Often, when confronting new research, I have to remind myself of one of my favorite aphorisms ever, from the much-lamented former blogger (and current scientist) Charles Murtaugh:
The universe is not here to please you.
It would be nice if the empirical evidence offered definitive proof that each and every one of my policy ideas was Pareto Efficient, but there you are: the universe is not here to please you.
Which is funny, because he said this in response to being called a racist for suggesting that there might be persistent heritable inter-group differences in IQ. Charles Murtaugh is pretty darn liberal, and as you can imagine, his fellow liberals did not take kindly to his statement that there might be something there; hence his issuance of the dictum that has wormed its way into my heart. And this new study on the neurological differences between liberals and conservatives made me think of nothing so much as the debate over race and IQ.
It certainly could be true; perhaps conservatives and liberals were programmed from birth. But I have two problems with it. First, I've spent too much time watching groups agree with each other not to think that one's peer group has very large effects on one's beliefs. Would a doctrinaire liberal from the Upper West Side who gets angry at the very notion of questioning the wisdom of affirmative action really look very much different from a doctrinaire conservative in Kansas who gets angry at the very notion of questioning the sanctity of marriage?
Almost any study of this type is going to be done in a place which skews one way or another. In that place, you will have two types of people:
1) People who agree with the dominant orientation of the locality
2) People who disagree with the dominant orientation of the locality
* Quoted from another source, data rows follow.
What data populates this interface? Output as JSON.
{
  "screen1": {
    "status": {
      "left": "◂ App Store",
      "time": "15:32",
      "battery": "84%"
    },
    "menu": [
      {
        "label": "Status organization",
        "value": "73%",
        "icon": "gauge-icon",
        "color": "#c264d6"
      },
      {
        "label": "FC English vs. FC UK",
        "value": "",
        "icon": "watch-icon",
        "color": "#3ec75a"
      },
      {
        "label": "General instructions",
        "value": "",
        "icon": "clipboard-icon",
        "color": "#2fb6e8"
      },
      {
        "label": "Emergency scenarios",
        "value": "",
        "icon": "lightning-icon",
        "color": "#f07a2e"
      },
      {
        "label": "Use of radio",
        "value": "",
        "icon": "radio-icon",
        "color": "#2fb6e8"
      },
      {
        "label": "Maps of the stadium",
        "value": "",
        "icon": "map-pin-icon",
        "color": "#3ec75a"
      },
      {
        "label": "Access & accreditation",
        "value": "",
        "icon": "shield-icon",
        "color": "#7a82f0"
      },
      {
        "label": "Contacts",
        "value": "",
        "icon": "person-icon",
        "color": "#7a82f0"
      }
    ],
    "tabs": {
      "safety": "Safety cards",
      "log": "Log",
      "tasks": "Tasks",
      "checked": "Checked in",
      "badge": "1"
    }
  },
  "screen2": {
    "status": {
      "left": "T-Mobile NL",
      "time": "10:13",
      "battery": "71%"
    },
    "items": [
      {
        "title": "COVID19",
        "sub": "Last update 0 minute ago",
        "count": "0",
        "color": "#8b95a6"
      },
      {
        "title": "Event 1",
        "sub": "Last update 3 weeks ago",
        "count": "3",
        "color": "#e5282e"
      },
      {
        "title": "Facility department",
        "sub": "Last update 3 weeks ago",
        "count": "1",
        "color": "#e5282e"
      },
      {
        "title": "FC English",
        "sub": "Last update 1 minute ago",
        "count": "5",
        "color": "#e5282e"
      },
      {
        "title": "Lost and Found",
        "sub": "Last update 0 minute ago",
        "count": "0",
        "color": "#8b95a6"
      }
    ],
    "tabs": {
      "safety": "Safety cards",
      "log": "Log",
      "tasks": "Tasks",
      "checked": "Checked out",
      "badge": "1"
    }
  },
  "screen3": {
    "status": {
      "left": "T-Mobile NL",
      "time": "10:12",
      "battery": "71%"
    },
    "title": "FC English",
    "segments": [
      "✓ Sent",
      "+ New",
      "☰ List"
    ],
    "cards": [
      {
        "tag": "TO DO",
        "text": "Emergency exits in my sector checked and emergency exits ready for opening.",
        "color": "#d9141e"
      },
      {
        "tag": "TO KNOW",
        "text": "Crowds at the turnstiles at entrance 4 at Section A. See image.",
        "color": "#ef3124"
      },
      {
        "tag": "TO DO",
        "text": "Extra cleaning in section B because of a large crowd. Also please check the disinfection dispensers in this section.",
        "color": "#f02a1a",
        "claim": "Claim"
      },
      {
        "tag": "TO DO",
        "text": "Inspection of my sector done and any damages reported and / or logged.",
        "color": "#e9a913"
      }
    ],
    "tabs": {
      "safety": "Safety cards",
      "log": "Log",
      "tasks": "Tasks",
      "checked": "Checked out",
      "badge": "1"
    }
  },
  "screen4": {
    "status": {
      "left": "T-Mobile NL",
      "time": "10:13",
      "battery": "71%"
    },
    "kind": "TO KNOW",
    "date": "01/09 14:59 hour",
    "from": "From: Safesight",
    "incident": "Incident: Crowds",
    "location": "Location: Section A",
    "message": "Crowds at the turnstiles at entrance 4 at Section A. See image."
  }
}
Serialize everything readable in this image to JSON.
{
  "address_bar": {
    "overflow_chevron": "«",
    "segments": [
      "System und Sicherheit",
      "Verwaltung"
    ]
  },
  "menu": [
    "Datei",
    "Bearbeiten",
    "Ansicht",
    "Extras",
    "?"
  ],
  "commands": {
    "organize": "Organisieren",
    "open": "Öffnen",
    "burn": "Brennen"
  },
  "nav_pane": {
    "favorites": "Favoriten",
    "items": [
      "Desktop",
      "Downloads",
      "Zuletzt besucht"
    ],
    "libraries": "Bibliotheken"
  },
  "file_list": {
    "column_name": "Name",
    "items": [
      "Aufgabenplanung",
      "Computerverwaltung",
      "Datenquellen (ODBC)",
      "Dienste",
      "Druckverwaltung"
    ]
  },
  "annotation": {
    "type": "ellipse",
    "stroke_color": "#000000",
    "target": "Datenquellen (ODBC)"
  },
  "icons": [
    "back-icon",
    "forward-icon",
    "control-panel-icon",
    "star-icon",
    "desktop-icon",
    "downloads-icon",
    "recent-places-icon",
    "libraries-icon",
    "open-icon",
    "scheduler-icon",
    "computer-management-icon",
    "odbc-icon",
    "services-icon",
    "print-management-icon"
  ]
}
The people who disagree will probably look very different from the people who agree, because the mental qualities needed to maintain strong disagreement with one's neighbors are probably somewhat singular. But that doesn't mean their mental model caused the beliefs, and if you switched to a different location with a different orientation, you might get results showing the opposite.
My other problem is that the west has a long history of research on race and IQ, and gender and IQ, and so forth, that generally finds--quel surprise!--that the dominant group is genetically superior. This could be true; to discuss a subject I feel less queasy bringing up, I find it possible that male IQ's are distributed with fatter tails, so that there are more male geniuses (and cognitively disabled people) than female. But it's also true that scientists, like everyone else, have a tendency to find what they are expecting. Often, it's a case of not asking yourself the right question that might disconfirm your findings: like "Is the West Village a good sample of American political philosophy?" Evolutionary biology stories about gender are often plausible, but then, I can generally tell an equally plausible story that cuts the other way.
So when I read about research that has confirmed that a group the researchers themselves belong to is smarter, or more flexible, or just generally groovier, than some other group of folks, I can't help but reach for the salt shaker.